Brooks has stretched this postseason, and his big moves have resulted in big wins. Still, even when Brooks makes an effective change, the focus is often about how he was two games late with it. Heck, he was two years late in benching Perkins against the Heat, and Thunder fans still haven't forgiven him for it.
But he has won a lot of games. He's overseen the development of a number of incredibly talented young players such as Durant, Westbrook, Harden, Ibaka, Jackson and Steven Adams. Presti, the general manager, has drafted some players for Brooks to work with, but they've also entered into a setting keen on building them. Brooks reinforces positives and basically lives on the message that playing hard can cover most mistakes. The Thunder have a tangible culture that a lot of teams are trying to copy, and a lot of it starts with the coach.
The question is, though, has he taken the Thunder as far as he can? There's a parallel some have drawn between Doug Collins and Brooks, with Durant needing his Phil Jackson to get to that next level. When you have a transformative player like Durant, you can’t waste him. Not even for a year. The time is always now, and the seat is always hot. Erik Spoelstra felt it and then some before LeBron bailed him out in Boston in Game 6. You don't start getting credit until the job is done.
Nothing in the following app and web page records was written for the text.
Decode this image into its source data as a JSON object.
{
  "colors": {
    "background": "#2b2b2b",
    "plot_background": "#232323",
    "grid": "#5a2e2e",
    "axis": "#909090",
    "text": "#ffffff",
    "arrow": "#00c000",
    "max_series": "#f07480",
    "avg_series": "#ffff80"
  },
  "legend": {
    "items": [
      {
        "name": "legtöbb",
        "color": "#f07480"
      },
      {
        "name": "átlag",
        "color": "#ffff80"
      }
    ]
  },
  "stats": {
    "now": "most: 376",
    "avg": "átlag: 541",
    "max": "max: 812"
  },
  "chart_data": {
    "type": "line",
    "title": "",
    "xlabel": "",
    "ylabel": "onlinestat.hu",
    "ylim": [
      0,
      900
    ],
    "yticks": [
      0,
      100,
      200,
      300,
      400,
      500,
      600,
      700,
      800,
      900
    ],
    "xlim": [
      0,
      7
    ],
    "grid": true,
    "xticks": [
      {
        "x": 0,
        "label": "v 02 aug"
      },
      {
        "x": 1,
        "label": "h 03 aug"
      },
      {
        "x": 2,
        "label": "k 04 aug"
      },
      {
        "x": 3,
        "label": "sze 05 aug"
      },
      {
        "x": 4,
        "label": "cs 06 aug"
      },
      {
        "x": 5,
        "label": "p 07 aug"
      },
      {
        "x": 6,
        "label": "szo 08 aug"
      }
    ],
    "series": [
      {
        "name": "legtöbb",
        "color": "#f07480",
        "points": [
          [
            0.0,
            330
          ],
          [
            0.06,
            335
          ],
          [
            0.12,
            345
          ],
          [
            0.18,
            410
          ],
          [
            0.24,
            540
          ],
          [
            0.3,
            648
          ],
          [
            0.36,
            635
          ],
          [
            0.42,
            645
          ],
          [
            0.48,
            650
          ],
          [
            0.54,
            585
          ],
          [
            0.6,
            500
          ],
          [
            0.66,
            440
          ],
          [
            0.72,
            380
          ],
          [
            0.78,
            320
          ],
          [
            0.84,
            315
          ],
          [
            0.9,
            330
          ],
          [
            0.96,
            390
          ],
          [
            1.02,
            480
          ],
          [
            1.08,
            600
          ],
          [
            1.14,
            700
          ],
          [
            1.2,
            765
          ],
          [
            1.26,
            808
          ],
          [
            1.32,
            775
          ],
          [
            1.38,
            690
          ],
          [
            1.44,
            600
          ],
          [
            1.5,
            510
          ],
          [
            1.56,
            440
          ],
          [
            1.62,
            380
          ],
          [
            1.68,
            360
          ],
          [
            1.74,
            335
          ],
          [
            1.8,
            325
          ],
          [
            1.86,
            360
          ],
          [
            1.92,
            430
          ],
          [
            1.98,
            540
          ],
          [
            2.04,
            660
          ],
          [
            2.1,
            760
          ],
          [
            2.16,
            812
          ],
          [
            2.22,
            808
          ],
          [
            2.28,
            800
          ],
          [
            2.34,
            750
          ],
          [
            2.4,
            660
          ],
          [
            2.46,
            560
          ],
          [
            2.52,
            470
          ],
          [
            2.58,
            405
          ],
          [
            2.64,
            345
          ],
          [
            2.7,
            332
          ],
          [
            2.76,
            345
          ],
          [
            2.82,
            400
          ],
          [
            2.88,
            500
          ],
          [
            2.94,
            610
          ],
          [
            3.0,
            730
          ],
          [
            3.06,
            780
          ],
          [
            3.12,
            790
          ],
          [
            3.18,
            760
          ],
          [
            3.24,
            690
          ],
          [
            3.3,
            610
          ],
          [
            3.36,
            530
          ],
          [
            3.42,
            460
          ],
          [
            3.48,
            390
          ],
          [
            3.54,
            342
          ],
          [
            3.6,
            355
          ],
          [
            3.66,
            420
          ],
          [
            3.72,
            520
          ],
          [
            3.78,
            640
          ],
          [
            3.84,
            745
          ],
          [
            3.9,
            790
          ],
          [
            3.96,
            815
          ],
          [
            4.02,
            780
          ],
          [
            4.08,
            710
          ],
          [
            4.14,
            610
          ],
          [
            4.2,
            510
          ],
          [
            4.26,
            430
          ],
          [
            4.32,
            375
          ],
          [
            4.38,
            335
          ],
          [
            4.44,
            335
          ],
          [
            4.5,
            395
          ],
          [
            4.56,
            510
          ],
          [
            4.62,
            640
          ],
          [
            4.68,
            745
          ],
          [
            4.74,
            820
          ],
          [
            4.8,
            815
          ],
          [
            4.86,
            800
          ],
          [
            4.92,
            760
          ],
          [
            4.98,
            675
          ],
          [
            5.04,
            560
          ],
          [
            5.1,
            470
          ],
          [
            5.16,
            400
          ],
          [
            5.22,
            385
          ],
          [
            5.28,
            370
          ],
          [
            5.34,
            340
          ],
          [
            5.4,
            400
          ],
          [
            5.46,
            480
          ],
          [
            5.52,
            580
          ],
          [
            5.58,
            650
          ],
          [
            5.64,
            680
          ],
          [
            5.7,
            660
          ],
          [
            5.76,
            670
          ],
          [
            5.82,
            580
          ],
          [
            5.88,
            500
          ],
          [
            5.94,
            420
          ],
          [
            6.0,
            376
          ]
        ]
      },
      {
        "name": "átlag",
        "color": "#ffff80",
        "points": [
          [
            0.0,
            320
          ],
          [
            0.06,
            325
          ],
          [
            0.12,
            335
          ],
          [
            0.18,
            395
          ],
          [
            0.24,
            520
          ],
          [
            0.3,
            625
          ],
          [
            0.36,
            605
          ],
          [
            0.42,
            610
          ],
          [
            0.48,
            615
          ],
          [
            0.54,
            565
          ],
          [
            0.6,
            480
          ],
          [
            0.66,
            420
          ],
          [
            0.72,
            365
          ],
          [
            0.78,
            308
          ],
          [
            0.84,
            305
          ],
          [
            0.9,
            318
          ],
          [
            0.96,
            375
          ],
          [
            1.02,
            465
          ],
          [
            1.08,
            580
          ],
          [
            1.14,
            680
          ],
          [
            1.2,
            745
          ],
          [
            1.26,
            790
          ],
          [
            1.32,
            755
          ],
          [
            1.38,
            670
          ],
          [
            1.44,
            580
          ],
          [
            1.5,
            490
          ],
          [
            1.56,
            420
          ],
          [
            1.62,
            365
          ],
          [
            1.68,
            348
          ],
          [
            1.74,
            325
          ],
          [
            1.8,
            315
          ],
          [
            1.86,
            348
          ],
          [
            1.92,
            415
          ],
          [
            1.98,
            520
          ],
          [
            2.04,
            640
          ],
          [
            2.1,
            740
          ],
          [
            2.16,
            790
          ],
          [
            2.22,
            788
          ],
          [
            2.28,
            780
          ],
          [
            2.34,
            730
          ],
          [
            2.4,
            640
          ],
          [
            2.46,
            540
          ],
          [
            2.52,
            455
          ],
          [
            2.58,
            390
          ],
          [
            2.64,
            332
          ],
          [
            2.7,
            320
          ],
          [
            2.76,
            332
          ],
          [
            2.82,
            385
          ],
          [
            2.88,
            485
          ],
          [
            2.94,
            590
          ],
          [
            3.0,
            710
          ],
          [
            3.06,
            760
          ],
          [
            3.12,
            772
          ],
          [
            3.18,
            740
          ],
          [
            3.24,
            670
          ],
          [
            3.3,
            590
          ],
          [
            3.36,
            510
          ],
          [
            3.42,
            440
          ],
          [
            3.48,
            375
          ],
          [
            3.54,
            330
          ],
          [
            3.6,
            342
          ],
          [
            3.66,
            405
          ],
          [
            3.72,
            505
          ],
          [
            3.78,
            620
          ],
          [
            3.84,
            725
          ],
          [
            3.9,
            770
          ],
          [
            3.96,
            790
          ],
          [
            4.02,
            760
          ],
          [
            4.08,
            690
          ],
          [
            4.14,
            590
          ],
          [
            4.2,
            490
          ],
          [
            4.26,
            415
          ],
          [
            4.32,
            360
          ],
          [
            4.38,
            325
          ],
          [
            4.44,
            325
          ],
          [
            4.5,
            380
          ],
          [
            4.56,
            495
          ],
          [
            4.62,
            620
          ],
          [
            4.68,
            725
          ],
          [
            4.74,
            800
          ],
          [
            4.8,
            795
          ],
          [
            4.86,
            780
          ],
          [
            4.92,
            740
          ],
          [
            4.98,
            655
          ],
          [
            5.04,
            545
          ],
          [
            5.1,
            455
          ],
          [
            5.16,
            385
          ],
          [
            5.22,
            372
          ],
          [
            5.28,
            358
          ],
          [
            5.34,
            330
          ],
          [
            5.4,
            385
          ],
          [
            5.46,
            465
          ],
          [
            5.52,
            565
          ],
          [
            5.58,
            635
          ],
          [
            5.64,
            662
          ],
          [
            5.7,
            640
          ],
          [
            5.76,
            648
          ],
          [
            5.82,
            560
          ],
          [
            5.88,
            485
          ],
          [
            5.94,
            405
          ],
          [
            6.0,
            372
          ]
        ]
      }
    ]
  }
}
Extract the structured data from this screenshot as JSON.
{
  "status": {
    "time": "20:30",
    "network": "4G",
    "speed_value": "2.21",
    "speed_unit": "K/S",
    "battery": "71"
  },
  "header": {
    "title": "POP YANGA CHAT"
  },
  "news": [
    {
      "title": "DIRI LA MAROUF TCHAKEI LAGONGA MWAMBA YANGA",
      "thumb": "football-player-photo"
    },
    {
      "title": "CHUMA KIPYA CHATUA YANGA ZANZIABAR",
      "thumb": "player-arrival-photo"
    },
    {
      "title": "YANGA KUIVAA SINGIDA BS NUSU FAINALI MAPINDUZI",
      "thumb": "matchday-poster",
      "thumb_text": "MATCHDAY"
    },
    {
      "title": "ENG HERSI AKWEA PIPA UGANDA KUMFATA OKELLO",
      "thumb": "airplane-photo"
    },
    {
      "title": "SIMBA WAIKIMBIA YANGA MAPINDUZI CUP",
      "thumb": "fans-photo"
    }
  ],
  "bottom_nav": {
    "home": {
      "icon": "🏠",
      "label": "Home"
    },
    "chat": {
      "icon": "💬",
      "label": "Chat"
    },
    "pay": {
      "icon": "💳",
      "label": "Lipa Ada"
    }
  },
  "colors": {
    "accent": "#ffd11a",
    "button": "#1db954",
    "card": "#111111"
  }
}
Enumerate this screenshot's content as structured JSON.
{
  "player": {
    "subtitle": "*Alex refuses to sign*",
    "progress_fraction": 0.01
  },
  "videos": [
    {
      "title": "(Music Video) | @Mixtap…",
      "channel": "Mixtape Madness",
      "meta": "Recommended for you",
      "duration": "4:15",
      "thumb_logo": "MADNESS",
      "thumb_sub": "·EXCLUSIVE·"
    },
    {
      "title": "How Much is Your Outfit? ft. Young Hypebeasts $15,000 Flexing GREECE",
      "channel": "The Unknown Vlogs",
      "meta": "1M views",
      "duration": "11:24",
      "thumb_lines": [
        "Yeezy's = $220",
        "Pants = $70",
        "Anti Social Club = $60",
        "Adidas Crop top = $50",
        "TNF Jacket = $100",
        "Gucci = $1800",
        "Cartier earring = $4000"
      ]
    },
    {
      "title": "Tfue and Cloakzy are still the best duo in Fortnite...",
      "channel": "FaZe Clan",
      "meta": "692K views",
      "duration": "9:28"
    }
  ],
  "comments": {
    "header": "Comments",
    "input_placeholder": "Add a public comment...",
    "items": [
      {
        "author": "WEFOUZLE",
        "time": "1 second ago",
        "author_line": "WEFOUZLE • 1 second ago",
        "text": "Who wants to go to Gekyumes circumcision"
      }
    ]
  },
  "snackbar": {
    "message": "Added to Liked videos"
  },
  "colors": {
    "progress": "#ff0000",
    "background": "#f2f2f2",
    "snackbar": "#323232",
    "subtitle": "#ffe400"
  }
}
It's not fair; it's just reality.
The order of operations in assigning blame following a Thunder loss typically goes something like this:1. Scott Brooks2. Scott Brooks3. Russell Westbrook4.